BROOKWOOD, Ala. — Some 1,100 United Mine Workers of America union members have been on strike since April 1, seeking to win back concessions forced on them five years ago by Warrior Met Coal company. They have set up a dozen or so picket shacks at mine portals, railroad crossings, and other mine facilities and are reaching out for solidarity.
Henry Clay Dennison, a rail worker and former coal miner from Seattle, and this worker-correspondent stopped by picket lines here May 21-22 to talk with strikers about their fight and to bring solidarity from rail workers in western Washington.
At a picket shack by the main entrance to the Warrior Met No. 4 mine we met Chris Daniel, a miner with over a decade of experience in West Virginia and Alabama.
“The main reason we are out here is because of Warrior Met’s unfair labor practices,” he said. “We need better wages and better benefits, like we had before. We need better working conditions and safety.”
Five years ago, Warrior Met miners gave up major concessions in wages, benefits and working conditions under pressure from the bankruptcy courts and the mines’ new owners after the previous owner, Jim Walter Resources, went belly up. Warrior Met is highly profitable.
“I work in Seattle,” Dennison told Daniel, “but I worked in the coal mines in West Virginia and Alabama for 18 years, including five years near here at the Oak Grove mine.
“I came to Brookwood to bring a solidarity message from Pete Gushwa, president of my union, SMART-Transportation Division Local 324,” Dennison said. “Workers in many industries face attacks by the bosses. My co-workers agree we have to stand together and use our unions to strengthen each other.”
“If people don’t think this strike affects them, they should remember the air traffic controllers,” Daniel said, referring to the 1981 firing of 11,000 striking air traffic controllers by then-President Ronald Reagan. Members of other airport unions were not mobilized to honor and defend the strikers’ picket lines, and the strike went down to defeat, setting up a long series of union-busting drives by employers in major industries.
“Three days ago was the 101st anniversary of the battle at Matewan,” Daniel said, referring to the 1920s battles by the UMWA to organize nonunion mines in southern West Virginia. “The company hired goons who went into striking miners’ houses and put their things out on the street. In Matewan, the miners fought back,” Daniel said. “I don’t want people to forget our history.”

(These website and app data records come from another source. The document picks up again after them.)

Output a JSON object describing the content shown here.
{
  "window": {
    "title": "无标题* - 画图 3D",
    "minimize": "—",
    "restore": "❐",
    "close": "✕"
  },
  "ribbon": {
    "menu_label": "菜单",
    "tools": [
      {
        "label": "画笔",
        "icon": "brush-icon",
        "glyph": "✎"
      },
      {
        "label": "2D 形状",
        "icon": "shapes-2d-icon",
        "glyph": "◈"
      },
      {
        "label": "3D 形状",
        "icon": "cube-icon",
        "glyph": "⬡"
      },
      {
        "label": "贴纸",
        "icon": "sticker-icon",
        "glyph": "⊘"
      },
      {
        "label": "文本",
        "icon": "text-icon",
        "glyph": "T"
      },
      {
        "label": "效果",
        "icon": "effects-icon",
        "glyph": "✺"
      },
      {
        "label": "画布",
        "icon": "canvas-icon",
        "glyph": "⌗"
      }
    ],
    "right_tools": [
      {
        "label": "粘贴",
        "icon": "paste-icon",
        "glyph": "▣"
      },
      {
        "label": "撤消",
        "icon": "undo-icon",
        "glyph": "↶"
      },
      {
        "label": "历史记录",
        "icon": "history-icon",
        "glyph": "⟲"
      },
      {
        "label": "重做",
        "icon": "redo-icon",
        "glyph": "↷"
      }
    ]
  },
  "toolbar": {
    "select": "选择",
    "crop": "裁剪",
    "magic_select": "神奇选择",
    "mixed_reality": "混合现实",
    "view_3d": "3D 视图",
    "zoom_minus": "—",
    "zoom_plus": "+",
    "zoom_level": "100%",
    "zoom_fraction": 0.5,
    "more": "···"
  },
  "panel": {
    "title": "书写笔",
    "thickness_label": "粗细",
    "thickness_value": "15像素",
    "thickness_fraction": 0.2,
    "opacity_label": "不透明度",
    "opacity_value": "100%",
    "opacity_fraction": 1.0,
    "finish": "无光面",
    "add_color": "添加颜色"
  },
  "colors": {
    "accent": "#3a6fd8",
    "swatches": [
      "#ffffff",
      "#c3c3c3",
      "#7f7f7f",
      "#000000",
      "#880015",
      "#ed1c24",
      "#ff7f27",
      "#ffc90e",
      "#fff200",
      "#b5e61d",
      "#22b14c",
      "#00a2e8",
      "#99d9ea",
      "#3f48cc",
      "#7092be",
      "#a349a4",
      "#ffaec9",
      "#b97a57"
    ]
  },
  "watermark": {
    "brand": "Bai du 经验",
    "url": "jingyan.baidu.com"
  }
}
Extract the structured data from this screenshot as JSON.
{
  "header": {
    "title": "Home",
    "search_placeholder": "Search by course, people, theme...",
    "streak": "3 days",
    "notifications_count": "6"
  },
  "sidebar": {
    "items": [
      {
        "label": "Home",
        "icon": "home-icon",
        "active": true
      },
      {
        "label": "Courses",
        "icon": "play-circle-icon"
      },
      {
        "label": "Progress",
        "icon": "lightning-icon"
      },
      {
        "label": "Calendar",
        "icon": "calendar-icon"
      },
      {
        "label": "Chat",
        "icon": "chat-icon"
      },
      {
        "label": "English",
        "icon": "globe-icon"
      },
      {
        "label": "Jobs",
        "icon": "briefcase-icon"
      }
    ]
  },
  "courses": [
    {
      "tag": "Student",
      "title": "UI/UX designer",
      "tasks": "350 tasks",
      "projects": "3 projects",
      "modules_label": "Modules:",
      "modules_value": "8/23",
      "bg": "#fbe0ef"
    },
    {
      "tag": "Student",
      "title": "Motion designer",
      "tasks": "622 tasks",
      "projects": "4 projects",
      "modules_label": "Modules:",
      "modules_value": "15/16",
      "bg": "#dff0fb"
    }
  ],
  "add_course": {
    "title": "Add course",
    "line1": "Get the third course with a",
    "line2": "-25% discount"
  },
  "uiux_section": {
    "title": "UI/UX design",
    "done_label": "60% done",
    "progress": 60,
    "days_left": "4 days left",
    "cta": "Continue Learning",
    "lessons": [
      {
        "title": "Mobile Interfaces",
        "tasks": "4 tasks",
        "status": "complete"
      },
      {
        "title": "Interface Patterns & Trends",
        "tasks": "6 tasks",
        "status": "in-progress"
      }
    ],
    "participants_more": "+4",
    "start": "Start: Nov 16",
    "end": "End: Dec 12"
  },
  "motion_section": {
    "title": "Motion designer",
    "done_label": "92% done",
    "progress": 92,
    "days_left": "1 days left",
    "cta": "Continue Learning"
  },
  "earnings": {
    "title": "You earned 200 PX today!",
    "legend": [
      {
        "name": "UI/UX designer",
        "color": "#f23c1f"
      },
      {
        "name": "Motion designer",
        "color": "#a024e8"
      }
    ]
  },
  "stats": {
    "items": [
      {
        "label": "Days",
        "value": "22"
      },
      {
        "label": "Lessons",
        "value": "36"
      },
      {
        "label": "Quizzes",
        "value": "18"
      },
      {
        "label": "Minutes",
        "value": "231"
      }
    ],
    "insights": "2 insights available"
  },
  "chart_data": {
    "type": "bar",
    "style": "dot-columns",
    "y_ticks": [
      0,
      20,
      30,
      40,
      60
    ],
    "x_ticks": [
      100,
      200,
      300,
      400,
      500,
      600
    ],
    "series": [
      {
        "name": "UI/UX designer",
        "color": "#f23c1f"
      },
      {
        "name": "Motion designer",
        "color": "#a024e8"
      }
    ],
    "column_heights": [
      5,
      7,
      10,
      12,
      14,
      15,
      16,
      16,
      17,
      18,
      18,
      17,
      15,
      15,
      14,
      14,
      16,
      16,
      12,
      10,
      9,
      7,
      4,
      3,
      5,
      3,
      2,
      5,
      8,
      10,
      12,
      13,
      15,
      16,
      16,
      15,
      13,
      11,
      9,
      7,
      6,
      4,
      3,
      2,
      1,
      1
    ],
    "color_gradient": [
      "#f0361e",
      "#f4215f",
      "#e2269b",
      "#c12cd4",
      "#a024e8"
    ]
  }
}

“The railroad bosses want to lower the price of our labor and are laying the groundwork for major attacks on wages and working conditions,” said Dennison. “We talk about this in our union. That’s why my local president wrote a letter of support for the UMWA here.”
“We need to rebuild the habit of solidarity with other unions to get ready for what the bosses are preparing to do to us on the railroads,” Dennison said. “It’s how we can gain the confidence to do what we need to defend ourselves and move forward. We have to use the unions we have — and organize unions where there aren’t any.”
Miners from the Oak Grove mine have been visiting the Brookwood miners’ picket lines and attending the weekly solidarity rallies organized by the union at Tannehill State Park, each Wednesday at 6 p.m.
Dennison and I also went to an “Alabama Strike Fest” concert, organized by The Valley Labor Report, a weekly talk radio show, outside UMWA Local 2397’s union hall May 22 to raise funds for the union’s strike fund. The concert was attended by several hundred miners, family members and strike supporters. It was also livestreamed on YouTube, making it possible for people around the country to send in donations.
Help spread the word about the strike! Support and solidarity are needed. All donation checks should be made out to UMWA 2021 Strike Aid Fund and sent to: UMWA Strike Aid Fund, P.O. Box 513, Dumfries, VA 22026. Messages of support can also be sent to UMWA District 20, 21922 Hwy. 216 (Miners’ Memorial Parkway), McCalla, AL 35111. Email: firstname.lastname@example.org.
Henry Dennison is the Socialist Workers Party candidate for Seattle mayor.